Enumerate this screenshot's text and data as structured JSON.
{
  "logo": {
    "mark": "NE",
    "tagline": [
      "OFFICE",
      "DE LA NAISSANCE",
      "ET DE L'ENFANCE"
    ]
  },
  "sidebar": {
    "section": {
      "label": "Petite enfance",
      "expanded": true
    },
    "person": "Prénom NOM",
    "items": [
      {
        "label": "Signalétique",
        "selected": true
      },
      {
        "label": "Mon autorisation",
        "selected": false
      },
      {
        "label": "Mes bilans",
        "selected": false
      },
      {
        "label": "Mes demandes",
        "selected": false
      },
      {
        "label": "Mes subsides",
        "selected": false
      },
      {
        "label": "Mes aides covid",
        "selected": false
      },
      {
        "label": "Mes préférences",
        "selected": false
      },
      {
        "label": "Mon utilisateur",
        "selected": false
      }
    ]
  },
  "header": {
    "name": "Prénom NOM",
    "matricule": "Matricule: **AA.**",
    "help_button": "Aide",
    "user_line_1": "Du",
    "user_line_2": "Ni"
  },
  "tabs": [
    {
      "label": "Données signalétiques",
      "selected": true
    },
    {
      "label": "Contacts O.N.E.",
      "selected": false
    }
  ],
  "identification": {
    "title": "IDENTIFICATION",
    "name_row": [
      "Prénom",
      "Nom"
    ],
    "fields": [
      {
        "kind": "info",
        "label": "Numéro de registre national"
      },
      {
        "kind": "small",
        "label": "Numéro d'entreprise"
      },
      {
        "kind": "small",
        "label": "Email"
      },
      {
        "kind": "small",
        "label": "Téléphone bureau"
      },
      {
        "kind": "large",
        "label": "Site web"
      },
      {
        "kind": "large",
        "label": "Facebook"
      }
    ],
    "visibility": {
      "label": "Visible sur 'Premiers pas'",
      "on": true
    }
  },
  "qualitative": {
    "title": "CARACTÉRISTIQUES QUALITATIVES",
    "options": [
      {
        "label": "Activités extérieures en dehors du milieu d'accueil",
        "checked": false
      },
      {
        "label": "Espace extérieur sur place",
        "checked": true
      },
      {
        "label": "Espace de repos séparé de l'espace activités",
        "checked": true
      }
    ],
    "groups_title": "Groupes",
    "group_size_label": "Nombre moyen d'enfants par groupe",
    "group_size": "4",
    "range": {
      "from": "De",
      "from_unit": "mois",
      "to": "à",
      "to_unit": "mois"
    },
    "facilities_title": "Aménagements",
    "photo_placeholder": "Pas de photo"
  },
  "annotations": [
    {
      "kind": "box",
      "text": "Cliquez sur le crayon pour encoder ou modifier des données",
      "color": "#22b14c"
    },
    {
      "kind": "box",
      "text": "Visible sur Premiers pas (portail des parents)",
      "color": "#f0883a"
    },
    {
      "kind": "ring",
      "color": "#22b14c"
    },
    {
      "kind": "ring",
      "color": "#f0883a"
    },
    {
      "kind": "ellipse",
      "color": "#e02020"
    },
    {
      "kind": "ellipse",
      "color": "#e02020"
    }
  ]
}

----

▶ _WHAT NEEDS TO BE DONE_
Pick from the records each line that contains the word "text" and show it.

▶ _OUTPUT_
Enumerate this screenshot's text and data as structured JSON.
      "text": "Cliquez sur le crayon pour encoder ou modifier des données",
      "text": "Visible sur Premiers pas (portail des parents)",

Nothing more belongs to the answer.